We planned to hike to the river, spend a night, hike along the river, spend another night, and then hike all the way back. I think that was the itinerary. I was to procure three items that would be shared and were considered critical (as opposed to our shared pots and tent which were less critical). I was to bring a breast pump in order for us to “pump and dump” and therefore continue lactating for our breastfed one-year-olds. I was also to bring a coffee press mug for Kristine. Since she would be pumping and dumping, she could indulge in coffee on this trip — something she was looking forward to nearly as much as the hike itself. Finally, I was to bring one of the two dinners. Now remember, packing was somewhat haphazard.
From the United States Breastfeeding Committee:
On June 11, 2009, Representative Carolyn B. Maloney (NY) and Senator Jeff Merkley (OR) introduced the Breastfeeding Promotion Act in both houses of Congress, to provide a unified national policy to keep mothers, their children, and their communities healthy.

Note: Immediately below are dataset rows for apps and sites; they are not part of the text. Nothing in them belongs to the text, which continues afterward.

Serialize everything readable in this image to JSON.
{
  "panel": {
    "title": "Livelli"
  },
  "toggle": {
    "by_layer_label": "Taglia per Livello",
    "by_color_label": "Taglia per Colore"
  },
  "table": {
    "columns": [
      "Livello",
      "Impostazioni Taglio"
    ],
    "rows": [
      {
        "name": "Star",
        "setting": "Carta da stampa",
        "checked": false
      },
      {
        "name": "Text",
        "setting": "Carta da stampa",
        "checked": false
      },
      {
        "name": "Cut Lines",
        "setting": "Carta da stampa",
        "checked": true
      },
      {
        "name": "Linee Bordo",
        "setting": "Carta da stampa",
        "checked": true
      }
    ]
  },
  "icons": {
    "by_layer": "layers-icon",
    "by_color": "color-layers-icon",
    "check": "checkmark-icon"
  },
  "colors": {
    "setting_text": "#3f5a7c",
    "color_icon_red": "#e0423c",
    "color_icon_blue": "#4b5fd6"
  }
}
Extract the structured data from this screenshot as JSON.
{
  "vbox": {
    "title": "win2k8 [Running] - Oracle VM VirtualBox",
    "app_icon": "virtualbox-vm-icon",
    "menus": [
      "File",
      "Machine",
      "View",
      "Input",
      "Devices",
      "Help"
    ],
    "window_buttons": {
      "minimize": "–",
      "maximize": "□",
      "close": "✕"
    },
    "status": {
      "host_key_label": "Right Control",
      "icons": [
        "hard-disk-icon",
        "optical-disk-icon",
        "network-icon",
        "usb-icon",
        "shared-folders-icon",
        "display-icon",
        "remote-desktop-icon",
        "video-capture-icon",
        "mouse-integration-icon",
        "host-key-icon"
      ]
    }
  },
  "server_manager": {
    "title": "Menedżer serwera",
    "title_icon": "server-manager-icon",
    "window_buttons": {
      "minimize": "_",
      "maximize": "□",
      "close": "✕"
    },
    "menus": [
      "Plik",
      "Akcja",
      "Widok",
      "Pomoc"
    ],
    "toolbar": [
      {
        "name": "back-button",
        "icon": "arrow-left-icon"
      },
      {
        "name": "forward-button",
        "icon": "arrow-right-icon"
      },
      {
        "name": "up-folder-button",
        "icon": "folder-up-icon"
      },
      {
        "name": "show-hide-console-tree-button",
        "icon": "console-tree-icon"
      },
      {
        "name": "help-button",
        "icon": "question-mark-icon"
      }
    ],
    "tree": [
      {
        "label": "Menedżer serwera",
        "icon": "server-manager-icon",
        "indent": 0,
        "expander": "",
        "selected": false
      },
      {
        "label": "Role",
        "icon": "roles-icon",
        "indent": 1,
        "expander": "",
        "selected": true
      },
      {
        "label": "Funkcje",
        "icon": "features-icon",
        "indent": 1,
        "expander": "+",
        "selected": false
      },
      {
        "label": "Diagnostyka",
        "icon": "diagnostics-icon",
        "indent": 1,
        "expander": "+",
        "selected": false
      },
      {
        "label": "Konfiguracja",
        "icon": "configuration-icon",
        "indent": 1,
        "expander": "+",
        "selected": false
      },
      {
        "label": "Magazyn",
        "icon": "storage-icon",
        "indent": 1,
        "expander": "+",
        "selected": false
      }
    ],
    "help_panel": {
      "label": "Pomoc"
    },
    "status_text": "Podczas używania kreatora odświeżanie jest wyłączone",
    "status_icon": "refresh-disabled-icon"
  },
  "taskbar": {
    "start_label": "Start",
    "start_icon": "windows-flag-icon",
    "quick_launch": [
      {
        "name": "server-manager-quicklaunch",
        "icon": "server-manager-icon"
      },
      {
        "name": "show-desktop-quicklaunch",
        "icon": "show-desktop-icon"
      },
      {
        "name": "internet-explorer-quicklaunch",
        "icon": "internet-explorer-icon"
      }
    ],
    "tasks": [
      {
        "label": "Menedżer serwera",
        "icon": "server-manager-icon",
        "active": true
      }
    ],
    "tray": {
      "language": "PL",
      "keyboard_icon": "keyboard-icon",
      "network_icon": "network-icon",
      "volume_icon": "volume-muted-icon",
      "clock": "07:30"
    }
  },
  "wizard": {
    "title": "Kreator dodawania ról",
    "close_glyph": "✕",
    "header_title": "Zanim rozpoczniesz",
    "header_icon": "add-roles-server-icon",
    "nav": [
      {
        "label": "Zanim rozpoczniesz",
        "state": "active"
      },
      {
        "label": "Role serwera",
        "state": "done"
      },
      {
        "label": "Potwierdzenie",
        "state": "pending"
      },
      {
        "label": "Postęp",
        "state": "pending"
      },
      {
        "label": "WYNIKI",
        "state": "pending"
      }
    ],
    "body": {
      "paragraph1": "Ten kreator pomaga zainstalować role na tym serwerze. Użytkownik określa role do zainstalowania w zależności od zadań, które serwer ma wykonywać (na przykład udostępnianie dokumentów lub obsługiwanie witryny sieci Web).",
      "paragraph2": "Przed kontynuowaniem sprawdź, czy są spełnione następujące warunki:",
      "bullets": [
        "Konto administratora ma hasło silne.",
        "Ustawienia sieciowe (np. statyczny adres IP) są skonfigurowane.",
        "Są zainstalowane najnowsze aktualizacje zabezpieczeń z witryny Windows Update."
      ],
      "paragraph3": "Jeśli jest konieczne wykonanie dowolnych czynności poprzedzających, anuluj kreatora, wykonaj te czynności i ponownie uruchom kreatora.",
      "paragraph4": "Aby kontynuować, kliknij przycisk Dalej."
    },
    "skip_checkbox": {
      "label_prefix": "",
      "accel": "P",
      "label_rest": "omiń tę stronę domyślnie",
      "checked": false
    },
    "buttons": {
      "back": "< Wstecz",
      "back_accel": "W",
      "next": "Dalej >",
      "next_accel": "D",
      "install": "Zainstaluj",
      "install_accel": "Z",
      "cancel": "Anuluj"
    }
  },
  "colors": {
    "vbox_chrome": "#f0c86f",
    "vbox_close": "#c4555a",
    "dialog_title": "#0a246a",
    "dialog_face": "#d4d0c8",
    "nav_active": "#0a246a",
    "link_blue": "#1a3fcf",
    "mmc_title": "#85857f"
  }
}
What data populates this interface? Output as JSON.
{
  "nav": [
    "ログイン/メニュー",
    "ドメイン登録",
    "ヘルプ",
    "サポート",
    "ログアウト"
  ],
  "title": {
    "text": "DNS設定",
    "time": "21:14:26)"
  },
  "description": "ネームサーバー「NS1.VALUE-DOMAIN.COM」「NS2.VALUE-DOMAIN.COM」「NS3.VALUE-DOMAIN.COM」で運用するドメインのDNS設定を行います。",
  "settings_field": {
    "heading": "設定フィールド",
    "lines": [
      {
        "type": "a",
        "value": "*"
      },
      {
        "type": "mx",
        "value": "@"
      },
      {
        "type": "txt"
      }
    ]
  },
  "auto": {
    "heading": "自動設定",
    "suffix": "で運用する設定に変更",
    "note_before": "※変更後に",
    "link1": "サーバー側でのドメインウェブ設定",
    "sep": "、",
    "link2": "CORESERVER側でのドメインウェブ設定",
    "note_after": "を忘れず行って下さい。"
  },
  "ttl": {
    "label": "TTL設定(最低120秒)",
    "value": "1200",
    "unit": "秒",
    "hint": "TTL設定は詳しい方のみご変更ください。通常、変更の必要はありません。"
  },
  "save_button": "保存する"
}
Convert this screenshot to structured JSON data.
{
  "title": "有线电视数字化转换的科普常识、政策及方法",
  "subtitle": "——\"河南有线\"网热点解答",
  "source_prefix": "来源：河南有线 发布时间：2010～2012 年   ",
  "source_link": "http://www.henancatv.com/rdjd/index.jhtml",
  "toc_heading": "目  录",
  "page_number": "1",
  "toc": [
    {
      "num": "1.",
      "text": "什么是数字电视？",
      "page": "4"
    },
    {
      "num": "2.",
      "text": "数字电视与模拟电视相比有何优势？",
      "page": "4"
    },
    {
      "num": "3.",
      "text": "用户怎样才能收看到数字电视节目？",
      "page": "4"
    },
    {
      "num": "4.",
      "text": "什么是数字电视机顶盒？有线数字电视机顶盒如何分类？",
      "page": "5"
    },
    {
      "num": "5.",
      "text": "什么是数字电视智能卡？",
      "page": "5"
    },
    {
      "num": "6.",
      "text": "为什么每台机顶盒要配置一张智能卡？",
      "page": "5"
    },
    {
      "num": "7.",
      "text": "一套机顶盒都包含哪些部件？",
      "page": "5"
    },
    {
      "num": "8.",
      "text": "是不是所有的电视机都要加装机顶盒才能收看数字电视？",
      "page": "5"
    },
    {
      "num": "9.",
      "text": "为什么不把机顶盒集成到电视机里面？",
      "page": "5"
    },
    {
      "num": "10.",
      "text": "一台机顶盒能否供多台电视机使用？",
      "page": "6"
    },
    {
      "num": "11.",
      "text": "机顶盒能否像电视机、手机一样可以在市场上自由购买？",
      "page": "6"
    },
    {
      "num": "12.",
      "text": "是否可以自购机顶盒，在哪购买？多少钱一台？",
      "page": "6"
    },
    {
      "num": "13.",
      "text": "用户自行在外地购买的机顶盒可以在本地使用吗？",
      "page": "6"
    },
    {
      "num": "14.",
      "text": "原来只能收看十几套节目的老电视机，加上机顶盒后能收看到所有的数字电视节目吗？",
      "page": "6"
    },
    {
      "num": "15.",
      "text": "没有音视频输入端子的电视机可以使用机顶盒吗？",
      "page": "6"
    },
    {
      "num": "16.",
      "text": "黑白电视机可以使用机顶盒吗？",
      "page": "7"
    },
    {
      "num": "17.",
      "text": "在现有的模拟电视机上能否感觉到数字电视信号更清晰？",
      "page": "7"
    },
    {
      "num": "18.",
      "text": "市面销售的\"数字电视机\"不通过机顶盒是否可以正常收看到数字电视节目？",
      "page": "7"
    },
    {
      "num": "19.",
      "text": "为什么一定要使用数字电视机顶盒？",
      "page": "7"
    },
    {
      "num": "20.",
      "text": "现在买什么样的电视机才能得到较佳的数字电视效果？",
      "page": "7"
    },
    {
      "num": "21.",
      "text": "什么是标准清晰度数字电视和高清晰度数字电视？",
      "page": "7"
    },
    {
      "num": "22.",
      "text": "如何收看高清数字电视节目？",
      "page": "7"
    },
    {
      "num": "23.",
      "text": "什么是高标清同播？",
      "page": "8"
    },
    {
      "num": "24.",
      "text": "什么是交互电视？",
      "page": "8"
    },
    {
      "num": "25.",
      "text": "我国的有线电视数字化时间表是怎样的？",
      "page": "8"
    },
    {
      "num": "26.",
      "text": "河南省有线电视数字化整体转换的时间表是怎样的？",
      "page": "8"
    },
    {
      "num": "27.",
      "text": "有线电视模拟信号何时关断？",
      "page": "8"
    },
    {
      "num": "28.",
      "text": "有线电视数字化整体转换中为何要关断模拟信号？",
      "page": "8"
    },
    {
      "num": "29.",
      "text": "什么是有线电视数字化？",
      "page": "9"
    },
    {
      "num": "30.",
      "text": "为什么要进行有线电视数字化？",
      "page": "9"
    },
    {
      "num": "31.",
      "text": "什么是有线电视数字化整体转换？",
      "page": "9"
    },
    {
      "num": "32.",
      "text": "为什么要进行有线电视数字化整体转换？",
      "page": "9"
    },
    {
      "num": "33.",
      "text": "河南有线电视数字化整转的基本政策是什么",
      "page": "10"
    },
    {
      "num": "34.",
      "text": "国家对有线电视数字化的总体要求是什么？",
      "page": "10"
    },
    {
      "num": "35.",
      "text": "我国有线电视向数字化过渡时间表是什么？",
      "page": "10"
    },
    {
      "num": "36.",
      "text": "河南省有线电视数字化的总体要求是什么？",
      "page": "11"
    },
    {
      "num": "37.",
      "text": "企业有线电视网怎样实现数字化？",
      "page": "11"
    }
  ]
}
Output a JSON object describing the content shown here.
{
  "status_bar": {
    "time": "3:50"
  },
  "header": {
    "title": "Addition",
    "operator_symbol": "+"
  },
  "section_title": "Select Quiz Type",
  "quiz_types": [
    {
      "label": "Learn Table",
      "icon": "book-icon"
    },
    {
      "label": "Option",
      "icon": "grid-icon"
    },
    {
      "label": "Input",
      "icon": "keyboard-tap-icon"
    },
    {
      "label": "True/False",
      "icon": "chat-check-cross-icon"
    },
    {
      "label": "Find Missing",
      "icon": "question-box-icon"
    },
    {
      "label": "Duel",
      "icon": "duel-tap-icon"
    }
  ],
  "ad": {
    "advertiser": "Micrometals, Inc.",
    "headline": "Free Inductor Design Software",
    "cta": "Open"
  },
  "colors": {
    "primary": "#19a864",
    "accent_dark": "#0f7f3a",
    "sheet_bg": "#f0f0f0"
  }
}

This is the first time the bill has been introduced in the Senate.
The Breastfeeding Promotion Act (H.R. 2819, S. 1244) includes five provisions:
- Amends the Civil Rights Act of 1964 to protect breastfeeding women from being fired or discriminated against in the workplace.
- Provides tax incentives for businesses that establish private lactation areas in the workplace, or provide breastfeeding equipment or consultation services to their employees.
- Provides for a performance standard to ensure breast pumps are safe and effective.
- Allows breastfeeding equipment and consultation services to be tax deductible for families (amends Internal Revenue Code definition of “medical care”).
- Protects the privacy of breastfeeding mothers by ensuring they have break time and a private place to pump (applies to employers with 50 or more employees, see text of legislation for details).
Something to think about and write to your representatives about. It’s exciting to see breastfeeding become a visible, national health care issue. Having said that, I still think that what breastfeeding mothers and babies really need is good maternity leave policy. Protecting mothers’ ability to pump milk for their babies is a great start but not a true replacement for time together during those first months of life.
Update (7/12/2009): Happy Bambino is now carrying both Hygeia and Pumpin Pals so we’ve got a local source for both products! They also started carrying Ameda pumps. Mothers in the Madison area now have easy access to all the major quality pump options. (Hooray!)
The majority of breastfeeding mothers that I see in the Madison area end up wanting a breastpump — mostly because they’re heading back to work while their babies are still small. Many of the pumps that are available are expensive — and some are expensive, uncomfortable, and ineffective. In the Madison area the only really good pump brand mothers can find easily is Medela. Medela makes very nice pumps and accessories (and supports excellent basic breastfeeding research) but their products aren’t perfect for every woman. Mothers use Medela’s Pump In Style all the time (and generally like it a lot) but it’s pricey — so many people buy used ones despite safety concerns. It would be nice to have more quality options. Competition among pump brands can only be good for mothers!
I’m feeling optimistic about two companies and hoping they’re readily available to Madison mothers soon:
One is the Pumpin’ Pal breastshields. Some mothers have a hard time finding a Medela shield that feels right. Pumpin’ Pal shields are a different shape that seem to accomodate a wide range of nipple sizes. They can be used with Medela pumps.
The other is a new pump manufacturer: Hygeia. The really cool thing that they’re offering is a double electric pump (the EnJoye) that is in the price range of a Pump In Style but is safe for multiple users and has a motor that is guaranteed for three years. Also, a mother can return one of their pumps if it doesn’t work for her — not just if it is mechanically defective. Unfortunately I don’t have hands-on experience with these pumps yet so I can’t be enthusiastic without reservations. But, like I said, I’m feeling hopeful that this will give mothers more options.